(Information supplied):

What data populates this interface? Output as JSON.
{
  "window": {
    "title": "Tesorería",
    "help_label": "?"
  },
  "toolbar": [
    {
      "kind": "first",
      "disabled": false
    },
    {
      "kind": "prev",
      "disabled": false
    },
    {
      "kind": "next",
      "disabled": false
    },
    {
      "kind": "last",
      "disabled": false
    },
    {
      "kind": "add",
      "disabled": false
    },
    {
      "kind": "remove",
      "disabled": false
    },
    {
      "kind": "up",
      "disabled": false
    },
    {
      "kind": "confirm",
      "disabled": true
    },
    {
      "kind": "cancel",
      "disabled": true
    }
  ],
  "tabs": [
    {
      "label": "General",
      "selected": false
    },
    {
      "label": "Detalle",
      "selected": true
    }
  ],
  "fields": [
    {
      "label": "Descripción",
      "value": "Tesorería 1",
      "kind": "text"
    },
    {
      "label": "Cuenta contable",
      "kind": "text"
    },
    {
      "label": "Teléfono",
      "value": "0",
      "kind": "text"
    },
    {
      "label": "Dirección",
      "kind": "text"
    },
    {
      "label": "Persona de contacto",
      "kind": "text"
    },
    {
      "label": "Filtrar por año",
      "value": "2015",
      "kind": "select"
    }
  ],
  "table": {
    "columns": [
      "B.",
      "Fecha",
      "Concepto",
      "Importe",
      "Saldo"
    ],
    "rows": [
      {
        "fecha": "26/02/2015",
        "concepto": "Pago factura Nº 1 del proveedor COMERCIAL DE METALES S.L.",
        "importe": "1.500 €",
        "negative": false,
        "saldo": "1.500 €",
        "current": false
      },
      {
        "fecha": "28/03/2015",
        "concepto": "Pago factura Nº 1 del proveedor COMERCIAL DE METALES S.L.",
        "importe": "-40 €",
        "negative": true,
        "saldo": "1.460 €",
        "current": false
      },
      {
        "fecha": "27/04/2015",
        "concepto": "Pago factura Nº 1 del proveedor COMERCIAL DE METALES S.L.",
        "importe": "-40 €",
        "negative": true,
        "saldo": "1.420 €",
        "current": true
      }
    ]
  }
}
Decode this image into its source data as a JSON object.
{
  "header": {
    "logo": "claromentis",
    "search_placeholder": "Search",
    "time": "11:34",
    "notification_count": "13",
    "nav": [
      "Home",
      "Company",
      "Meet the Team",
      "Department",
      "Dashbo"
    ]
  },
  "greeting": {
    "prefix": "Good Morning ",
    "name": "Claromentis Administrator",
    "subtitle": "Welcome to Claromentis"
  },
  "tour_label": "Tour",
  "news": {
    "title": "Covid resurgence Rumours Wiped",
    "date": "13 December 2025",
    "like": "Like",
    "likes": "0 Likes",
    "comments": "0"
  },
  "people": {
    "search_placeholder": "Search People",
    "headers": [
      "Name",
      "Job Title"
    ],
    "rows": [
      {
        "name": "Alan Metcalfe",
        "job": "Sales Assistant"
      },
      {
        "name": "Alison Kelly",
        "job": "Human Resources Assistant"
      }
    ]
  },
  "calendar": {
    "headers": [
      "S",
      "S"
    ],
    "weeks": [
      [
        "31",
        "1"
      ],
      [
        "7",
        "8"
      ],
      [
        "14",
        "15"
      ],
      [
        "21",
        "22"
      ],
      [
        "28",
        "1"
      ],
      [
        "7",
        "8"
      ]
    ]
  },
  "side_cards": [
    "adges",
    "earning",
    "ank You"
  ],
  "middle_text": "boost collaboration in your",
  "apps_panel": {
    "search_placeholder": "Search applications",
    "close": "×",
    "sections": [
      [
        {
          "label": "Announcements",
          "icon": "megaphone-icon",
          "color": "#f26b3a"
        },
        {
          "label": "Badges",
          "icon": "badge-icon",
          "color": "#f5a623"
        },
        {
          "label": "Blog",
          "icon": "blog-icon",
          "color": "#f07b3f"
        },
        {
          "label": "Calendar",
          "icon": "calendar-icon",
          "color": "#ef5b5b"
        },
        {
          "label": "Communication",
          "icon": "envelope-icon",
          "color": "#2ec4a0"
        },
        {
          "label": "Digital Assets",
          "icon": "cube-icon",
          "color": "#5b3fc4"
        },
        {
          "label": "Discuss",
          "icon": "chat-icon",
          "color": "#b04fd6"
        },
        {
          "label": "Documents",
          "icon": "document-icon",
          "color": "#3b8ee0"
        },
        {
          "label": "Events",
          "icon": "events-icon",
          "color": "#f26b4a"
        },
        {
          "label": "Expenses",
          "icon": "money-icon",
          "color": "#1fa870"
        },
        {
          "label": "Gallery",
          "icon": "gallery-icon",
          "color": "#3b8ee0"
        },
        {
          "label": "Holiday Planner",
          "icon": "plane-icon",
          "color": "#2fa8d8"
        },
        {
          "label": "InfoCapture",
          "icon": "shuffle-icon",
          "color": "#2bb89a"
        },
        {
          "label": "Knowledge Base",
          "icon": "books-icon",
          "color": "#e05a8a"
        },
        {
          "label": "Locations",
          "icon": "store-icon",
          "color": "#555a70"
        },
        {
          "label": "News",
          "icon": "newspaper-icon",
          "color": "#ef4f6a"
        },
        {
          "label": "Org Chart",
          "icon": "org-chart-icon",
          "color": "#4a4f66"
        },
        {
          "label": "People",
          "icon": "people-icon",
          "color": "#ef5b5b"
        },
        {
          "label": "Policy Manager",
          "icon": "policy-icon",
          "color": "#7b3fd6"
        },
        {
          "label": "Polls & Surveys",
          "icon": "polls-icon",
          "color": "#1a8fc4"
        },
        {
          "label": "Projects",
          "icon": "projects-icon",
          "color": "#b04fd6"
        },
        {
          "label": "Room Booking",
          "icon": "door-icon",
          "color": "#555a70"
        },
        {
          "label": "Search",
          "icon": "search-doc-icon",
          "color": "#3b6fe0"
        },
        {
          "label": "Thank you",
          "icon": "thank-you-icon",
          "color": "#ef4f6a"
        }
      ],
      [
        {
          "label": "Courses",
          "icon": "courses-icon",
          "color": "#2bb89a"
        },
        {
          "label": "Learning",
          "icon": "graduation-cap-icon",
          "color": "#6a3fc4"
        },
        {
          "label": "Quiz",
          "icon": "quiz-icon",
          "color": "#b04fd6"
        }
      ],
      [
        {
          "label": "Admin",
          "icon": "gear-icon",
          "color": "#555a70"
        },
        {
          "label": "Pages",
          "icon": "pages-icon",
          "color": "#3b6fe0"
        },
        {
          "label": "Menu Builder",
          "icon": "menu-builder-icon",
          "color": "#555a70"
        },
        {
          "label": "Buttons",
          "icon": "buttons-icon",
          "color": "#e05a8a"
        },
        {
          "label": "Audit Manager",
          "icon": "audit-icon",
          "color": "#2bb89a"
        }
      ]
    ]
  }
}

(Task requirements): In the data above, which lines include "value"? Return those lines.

(Answer area):
      "value": "Tesorería 1",
      "value": "0",
      "value": "2015",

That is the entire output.